__Your instructions__.
Find each line below that includes "subtitle", then copy it.

Entries from a dataset of interfaces:
┏━━
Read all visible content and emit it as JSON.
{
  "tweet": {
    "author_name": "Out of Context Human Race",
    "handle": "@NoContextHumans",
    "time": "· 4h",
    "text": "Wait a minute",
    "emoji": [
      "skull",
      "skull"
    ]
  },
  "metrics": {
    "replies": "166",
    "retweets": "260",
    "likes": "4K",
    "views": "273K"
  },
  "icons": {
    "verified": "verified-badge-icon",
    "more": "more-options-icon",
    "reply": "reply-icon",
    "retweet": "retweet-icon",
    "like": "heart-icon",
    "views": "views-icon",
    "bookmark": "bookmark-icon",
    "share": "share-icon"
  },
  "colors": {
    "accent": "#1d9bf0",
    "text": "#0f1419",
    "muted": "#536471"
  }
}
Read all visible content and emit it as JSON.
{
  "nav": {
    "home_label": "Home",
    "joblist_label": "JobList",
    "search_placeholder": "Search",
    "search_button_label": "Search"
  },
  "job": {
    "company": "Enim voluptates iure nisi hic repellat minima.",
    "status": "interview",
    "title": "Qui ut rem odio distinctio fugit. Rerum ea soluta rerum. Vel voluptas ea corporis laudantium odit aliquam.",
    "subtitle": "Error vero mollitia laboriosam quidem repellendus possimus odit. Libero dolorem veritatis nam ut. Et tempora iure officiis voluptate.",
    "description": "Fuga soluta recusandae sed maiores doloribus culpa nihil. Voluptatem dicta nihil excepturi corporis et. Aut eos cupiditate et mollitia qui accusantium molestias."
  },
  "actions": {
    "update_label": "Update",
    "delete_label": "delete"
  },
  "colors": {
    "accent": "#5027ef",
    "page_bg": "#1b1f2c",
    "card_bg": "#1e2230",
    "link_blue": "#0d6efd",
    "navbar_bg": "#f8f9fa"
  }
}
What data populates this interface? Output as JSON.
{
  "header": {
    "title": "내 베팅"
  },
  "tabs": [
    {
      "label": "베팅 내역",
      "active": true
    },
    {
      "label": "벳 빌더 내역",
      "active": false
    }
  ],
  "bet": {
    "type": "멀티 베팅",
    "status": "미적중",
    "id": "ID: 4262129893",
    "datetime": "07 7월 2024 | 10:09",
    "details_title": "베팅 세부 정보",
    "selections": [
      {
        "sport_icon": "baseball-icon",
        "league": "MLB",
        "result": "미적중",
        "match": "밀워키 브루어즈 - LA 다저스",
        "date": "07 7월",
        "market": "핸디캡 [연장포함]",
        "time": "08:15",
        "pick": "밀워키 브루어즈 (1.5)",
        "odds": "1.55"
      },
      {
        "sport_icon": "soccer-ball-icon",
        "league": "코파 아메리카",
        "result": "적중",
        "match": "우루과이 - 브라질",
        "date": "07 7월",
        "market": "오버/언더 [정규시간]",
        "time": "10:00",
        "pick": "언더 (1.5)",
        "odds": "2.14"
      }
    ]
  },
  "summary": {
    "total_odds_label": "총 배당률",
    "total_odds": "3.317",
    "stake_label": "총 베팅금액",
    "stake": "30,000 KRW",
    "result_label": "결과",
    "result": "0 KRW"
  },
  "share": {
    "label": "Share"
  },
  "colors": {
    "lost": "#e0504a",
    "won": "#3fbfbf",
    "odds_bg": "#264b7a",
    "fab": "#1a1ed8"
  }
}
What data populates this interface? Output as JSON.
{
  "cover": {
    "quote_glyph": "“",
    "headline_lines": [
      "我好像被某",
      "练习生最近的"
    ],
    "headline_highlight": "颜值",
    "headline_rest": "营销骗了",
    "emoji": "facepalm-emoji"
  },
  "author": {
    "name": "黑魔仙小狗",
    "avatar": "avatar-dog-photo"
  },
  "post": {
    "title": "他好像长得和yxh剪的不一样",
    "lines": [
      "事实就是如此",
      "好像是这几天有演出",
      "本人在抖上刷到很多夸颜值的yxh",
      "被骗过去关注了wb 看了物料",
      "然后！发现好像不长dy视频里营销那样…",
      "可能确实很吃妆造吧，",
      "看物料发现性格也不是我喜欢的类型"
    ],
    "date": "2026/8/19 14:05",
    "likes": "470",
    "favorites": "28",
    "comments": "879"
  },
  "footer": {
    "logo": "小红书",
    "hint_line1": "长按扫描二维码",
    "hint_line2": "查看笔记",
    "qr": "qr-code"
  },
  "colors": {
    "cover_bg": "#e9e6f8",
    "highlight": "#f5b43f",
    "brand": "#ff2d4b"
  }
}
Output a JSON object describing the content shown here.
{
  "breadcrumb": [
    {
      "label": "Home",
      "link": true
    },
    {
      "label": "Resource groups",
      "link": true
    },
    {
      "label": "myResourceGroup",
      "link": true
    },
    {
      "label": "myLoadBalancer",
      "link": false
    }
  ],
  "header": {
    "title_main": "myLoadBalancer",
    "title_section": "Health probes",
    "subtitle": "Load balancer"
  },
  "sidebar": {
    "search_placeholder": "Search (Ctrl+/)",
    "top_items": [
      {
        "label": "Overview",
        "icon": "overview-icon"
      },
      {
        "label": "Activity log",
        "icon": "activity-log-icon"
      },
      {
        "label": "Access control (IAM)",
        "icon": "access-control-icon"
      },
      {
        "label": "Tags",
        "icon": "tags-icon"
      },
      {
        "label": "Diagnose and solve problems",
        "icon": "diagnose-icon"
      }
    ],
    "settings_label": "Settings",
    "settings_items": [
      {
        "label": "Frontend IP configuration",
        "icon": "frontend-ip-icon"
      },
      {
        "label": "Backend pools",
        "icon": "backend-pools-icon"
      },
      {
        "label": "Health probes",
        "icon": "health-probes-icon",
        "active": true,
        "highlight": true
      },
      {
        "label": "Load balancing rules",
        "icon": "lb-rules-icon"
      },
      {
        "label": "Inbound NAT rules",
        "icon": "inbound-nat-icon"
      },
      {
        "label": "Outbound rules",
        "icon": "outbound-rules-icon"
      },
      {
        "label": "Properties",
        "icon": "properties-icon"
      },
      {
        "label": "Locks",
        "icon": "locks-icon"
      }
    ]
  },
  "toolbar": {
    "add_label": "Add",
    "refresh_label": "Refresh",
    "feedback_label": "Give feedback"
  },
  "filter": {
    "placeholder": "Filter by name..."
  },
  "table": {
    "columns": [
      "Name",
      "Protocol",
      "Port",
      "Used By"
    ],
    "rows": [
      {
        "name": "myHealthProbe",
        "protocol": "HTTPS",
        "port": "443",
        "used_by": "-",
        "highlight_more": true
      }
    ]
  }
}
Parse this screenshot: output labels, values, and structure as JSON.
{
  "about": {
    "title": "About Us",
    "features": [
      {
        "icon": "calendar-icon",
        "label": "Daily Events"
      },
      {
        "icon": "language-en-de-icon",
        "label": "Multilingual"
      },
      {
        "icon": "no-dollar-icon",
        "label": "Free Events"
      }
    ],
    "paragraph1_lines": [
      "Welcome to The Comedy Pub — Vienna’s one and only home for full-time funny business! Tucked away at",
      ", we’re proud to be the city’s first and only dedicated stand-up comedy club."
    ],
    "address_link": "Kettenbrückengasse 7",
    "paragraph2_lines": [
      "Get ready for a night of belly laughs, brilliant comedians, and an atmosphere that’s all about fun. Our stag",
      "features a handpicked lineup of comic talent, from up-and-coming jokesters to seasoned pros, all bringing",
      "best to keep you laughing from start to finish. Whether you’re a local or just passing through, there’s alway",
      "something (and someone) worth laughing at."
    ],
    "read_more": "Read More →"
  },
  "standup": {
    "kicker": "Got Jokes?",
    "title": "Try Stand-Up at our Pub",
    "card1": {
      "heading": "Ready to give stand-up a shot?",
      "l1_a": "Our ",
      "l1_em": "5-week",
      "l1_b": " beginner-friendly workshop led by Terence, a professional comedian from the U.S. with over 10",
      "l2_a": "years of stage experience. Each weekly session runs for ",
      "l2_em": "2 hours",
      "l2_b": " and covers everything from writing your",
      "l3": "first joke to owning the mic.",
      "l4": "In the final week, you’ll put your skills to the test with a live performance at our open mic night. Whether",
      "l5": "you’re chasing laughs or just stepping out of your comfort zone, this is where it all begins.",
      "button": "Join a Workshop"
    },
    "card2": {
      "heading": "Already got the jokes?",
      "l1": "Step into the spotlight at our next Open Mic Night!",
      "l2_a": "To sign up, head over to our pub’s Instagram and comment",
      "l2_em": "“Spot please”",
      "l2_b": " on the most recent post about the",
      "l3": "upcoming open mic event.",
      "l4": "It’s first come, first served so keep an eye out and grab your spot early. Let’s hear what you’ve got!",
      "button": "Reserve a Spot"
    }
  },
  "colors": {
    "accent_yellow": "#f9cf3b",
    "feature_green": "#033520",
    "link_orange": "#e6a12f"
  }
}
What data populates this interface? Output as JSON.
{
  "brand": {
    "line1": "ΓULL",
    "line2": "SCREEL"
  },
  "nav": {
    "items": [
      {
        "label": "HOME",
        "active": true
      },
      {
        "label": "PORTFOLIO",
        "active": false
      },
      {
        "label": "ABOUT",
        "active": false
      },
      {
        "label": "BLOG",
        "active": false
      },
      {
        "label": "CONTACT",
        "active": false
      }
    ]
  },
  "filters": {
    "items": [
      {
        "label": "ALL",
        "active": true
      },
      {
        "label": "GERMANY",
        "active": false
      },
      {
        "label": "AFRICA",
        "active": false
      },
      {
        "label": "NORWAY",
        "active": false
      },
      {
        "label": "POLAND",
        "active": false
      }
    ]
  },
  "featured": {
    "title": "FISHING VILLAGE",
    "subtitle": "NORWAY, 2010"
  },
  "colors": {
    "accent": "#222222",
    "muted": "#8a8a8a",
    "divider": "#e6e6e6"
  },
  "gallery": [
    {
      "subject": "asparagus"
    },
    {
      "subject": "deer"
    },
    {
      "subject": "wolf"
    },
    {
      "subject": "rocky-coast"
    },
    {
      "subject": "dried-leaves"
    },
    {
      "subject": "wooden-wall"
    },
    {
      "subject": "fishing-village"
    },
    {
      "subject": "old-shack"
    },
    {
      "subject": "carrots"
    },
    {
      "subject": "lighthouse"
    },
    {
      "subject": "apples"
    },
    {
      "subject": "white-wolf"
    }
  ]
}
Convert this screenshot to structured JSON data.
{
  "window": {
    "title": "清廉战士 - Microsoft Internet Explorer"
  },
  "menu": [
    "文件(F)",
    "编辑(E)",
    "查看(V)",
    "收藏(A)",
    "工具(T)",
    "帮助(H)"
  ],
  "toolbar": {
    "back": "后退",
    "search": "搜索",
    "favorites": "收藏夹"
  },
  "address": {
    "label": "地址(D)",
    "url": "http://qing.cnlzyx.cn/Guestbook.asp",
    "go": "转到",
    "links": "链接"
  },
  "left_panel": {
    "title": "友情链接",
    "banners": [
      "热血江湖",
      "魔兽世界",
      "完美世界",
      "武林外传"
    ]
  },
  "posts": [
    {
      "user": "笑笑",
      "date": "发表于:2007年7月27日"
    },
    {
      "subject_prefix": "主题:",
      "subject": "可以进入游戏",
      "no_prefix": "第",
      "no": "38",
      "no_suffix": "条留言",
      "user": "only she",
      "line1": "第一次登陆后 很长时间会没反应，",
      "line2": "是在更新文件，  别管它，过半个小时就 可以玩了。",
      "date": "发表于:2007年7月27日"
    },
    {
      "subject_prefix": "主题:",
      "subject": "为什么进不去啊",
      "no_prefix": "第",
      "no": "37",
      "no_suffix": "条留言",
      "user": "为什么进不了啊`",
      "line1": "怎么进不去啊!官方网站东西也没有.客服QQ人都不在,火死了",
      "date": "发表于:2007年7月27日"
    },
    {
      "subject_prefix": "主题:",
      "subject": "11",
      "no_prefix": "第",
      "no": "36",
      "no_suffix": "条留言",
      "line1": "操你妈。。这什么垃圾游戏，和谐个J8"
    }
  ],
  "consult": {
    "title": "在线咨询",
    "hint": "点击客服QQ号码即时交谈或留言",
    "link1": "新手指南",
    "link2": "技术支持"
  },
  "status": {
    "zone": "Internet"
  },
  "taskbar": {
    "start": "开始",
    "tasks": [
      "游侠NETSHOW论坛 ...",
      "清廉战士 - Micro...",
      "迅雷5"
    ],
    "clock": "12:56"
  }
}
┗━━
__Answer to this exercise__.
    "subtitle": "Error vero mollitia laboriosam quidem repellendus possimus odit. Libero dolorem veritatis nam ut. Et tempora iure officiis voluptate.",
    "subtitle": "Load balancer"
    "subtitle": "NORWAY, 2010"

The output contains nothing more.